2) Pier safety improvements: After a hit-and-run incident involving a reckless driver on the OB Pier in June — who injured a couple and sideswiped a police car — the committee proposed that some sort of permanent barrier be erected to prevent people from driving their cars on the pier. According to Seamus Kennedy, rep for District 2 City Council member Jennifer Campbell, the City is unwilling to install anything more permanent than the flex posts currently at the pier entrance, as anything else might impede emergency vehicles.
Concern was raised about the pier’s physical capacity to handle the weight of vehicles (emergency or otherwise), and installing electronic barriers that may weaken the pier’s structure. A suggestion was made by OBPB vice president Kevin Hastings to install the barriers at the foot of Niagara Street, if the pier is not strong enough.
A motion was made and passed unanimously to send a letter to the City recommending the installation of permanent, robust physical barriers that are easily removable to prevent access of unwanted vehicles to the pier.
3) Traffic calming on W. Point Loma Blvd.: Because of heavy and fast-moving traffic on West Point Loma Boulevard, Dezenzo said community members have asked her for a crosswalk at Cable Street to get to the bus stop on Voltaire and Cable streets. In an effort to calm traffic there, the committee came up with the solution to add traffic circles or roundabouts at the intersections of WPLB/Cable Street and WPLB/Abbott Street.
A motion was made and unanimously passed to recommend the City study the feasibility of installing a roundabout or traffic circle with crosswalks as a traffic calming measure at WPLB/Cable Street and WPLB/Abbott Street.

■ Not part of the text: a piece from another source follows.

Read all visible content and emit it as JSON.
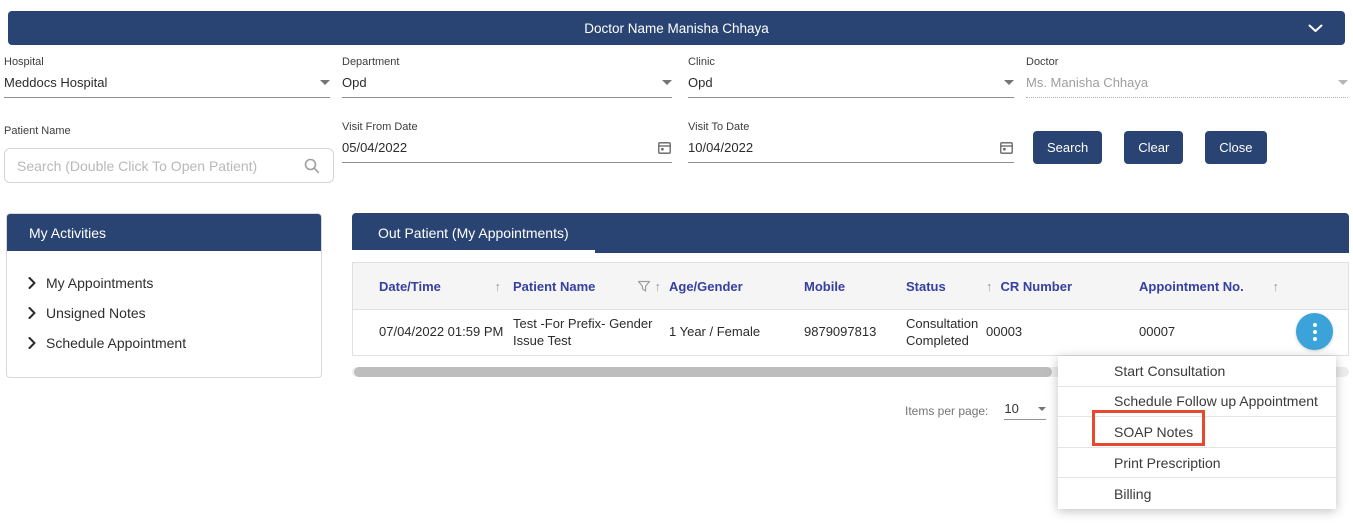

—The OB Planning Board next meets Wednesday, Sept. 4 at the OB Rec Center, 4726 Santa Monica Ave. oceanbeachplanning.org